Unlike architecture and graphic design, service and interaction design haven’t yet discovered a way to exist as both art and as something utilitarian. Sketches by Charles & Ray Eames, Toulouse-Lautrec, and Frank Lloyd Wright hang in museums; those drawings were stages in the design process for products, graphics, and buildings that still serve a practical purpose today.
The way that we sketch our concepts for apps, websites, and services in physical space reflects an emphasis on the utilitarian. In my field, the belief that interactions should be immediately comprehensible and nearly invisible is paramount, and the use of generic patterns is, for many projects, a best practice.
Sketching itself serves a utilitarian purpose for service designers and interaction designers: I use sketching to quickly test out ideas and develop new ideas as I go. Sketching even very common interaction design patterns for smartphone apps (for instance) can reveal new ideas for data visualizations or other interaction features. More often, though, making a quick sketch of an interface that seems simple in your mind can reveal fundamental flaws in the idea.
Sketching intangible services that don’t take place on a screen serves the same purpose. Service designers often like to depict future service designs as stories—primarily text with some illustrations. However, sketching the service in action helps me come up with new ideas for what I’m designing, and can help me realize I’m going down a crazy path.
Service design and interaction design are disciplines that may evolve radically before reaching a level of maturity to where, like architecture, their products can be appreciated in a utilitarian and aesthetic way simultaneously.

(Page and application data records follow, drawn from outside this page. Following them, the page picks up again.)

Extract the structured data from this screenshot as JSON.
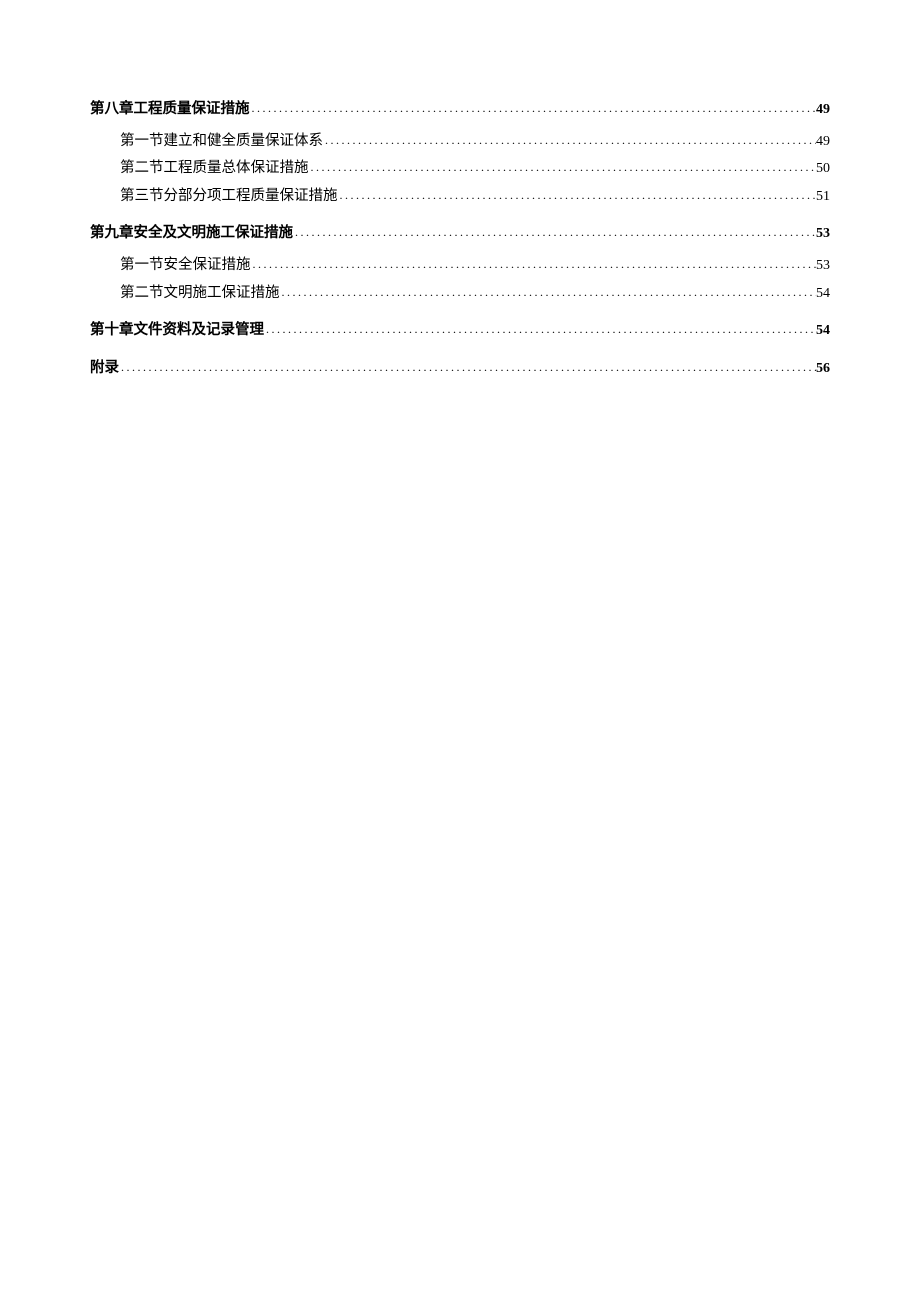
{
  "toc": [
    {
      "level": 1,
      "bold": true,
      "title": "第八章工程质量保证措施",
      "page": "49"
    },
    {
      "level": 2,
      "bold": false,
      "title": "第一节建立和健全质量保证体系",
      "page": "49"
    },
    {
      "level": 2,
      "bold": false,
      "title": "第二节工程质量总体保证措施",
      "page": "50"
    },
    {
      "level": 2,
      "bold": false,
      "title": "第三节分部分项工程质量保证措施",
      "page": "51"
    },
    {
      "level": 1,
      "bold": true,
      "title": "第九章安全及文明施工保证措施",
      "page": "53"
    },
    {
      "level": 2,
      "bold": false,
      "title": "第一节安全保证措施",
      "page": "53"
    },
    {
      "level": 2,
      "bold": false,
      "title": "第二节文明施工保证措施",
      "page": "54"
    },
    {
      "level": 1,
      "bold": true,
      "title": "第十章文件资料及记录管理",
      "page": "54"
    },
    {
      "level": 1,
      "bold": true,
      "title": "附录",
      "page": "56"
    }
  ]
}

This post was published in the December 2015 issue of EG Magazine.